Iraqis outraged at payout for US victims of Saddam’s regime
It comes as a shock to the millions of Iraqis who are still suffering from the US-led campaign – especially since many have received nothing for their suffering.
The deal will finally settle claims by the American citizens who were caught up in Saddam Hussein’s invasion of Kuwait and became subject to torture and psychological abuse. Many have since sued the Iraqi government for compensation.
The timing of the deal is significant, says RT’s Middle East correspondent Paula Slier.
“It’s widely seen as a push by American citizens and government as a key requirement for the United States to push for an end on UN sanctions,” Paula explained.
Iraq has been put under Chapter 7 of the UN sanctions as a result of the 1990 Iraq invasion of Kuwait and subsequent first Gulf War. The country has remained subject to 73 UN resolutions ever since.
As part of the Status of Forces Agreement between Iraq and the United States, which provides the legal basis for the presence of American troops there, the US committed itself to helping Iraq emerge from Chapter 7.
The question arises as to where the war-torn country is getting hold of money it can ill afford.
“There are some $900 million in frozen assets and that the money will largely come from there,” Paula explained, adding, “This is the Iraqi money that has been held by the US government under the ‘Oil for Food’ program.”
On the question of reparations for Iraqis, Entifadh Qanbar, a member of the Iraqi National Alliance party, says there is cash in the country – it just needs to be better distributed.
“Iraq is not short of money. The poverty we see in Iraq is caused by a great degree of mismanagement on the Iraqi government’s part and huge corruption,” Qanbar said. “I think the issue is not if there is money or not – if we increase oil production we can double or even triple our income, but the problem is how the money is managed. The Iraqi government is in complete control of the Iraqi state’s money. The government is extremely rich while the Iraqi people are extremely poor.”

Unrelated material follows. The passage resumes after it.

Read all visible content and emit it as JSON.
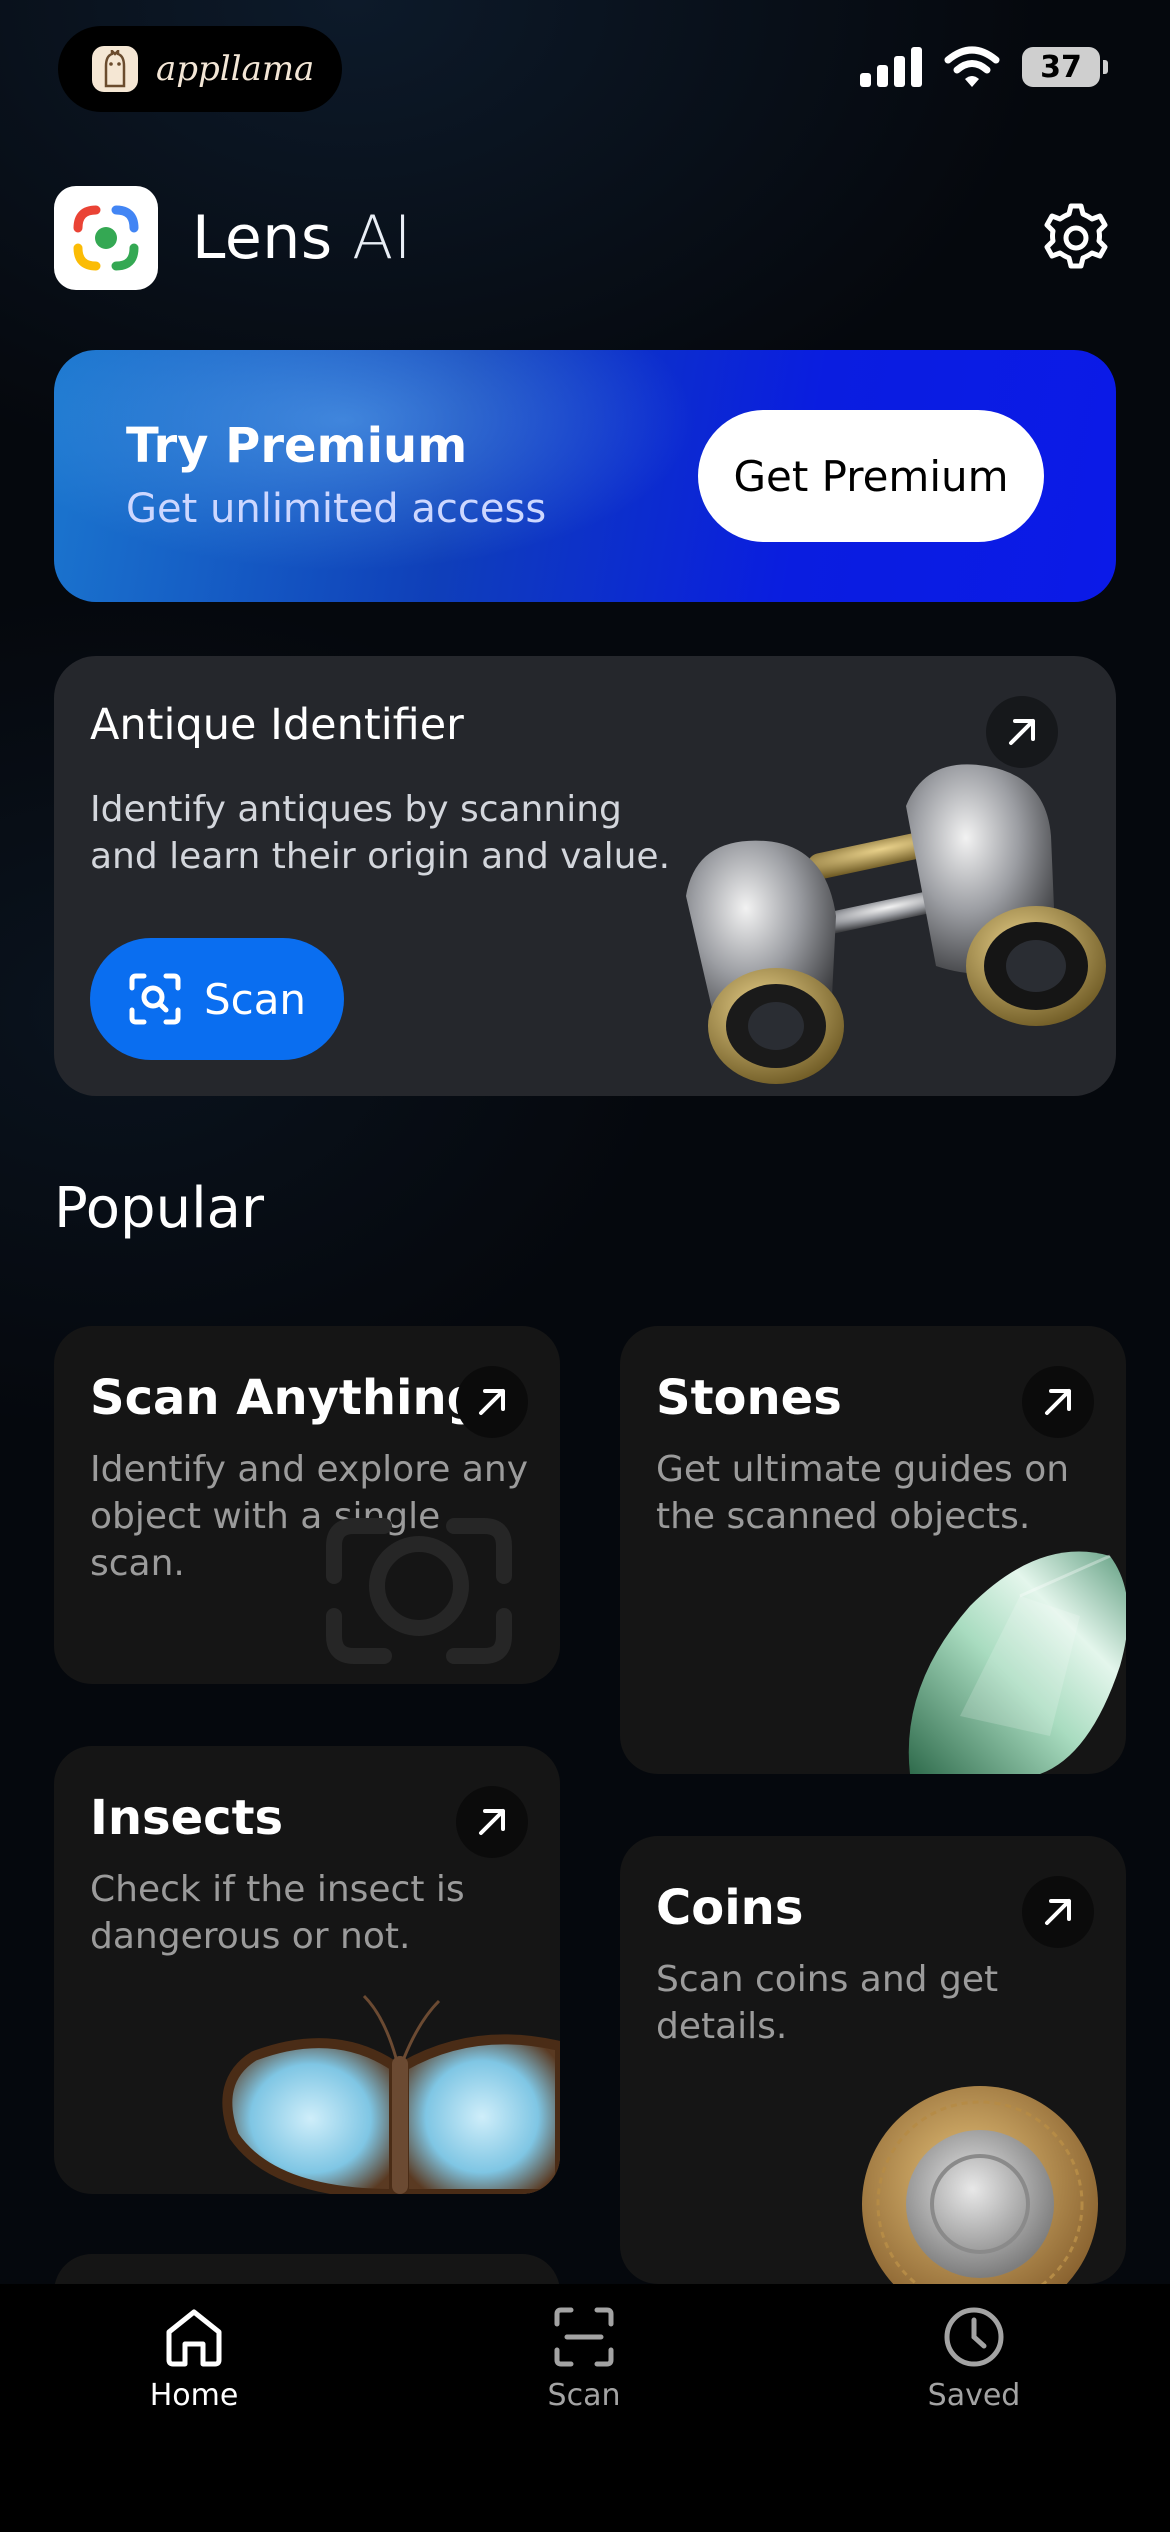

The Iraqi government has been avoiding too much attention to the issue, but some comments have still leaked. Iraqi officials are saying that this is a way to stop and stem future Iraqi assets overseas, such as those in banks, from being frozen in the future.
By doing this, the government is trying to put a positive spin to the issue that sparked massive outrage among fellow citizens.
Abdel Bari Atwan, editor-in-chief of London-based Al-Quds Al-Arabi newspaper, says the payment is an “insult” to Iraqis.
“Iraqi people can’t find electricity. They can’t find water. They can’t find proper education: 50% of them are illiterate.” Atwan said, adding, “There are a million widows in Iraq. There are about four million orphans. The whole country is dismembered. So I think the Iraqi people will see this as a ‘milking’ of the money, which goes to the Americans who destroyed Iraq.”
“There has been an ongoing looting of Iraq, and it just shows the servile character of the Iraqi government,” Becker said.
“One out of every four Iraqis has suffered directly because of the war and there is no compensation coming to them,” Becker added. “The American government created these oceans of human misery and they have an obligation, an accountability… they in fact owe reparations to all the Iraqi people for this war of aggression.”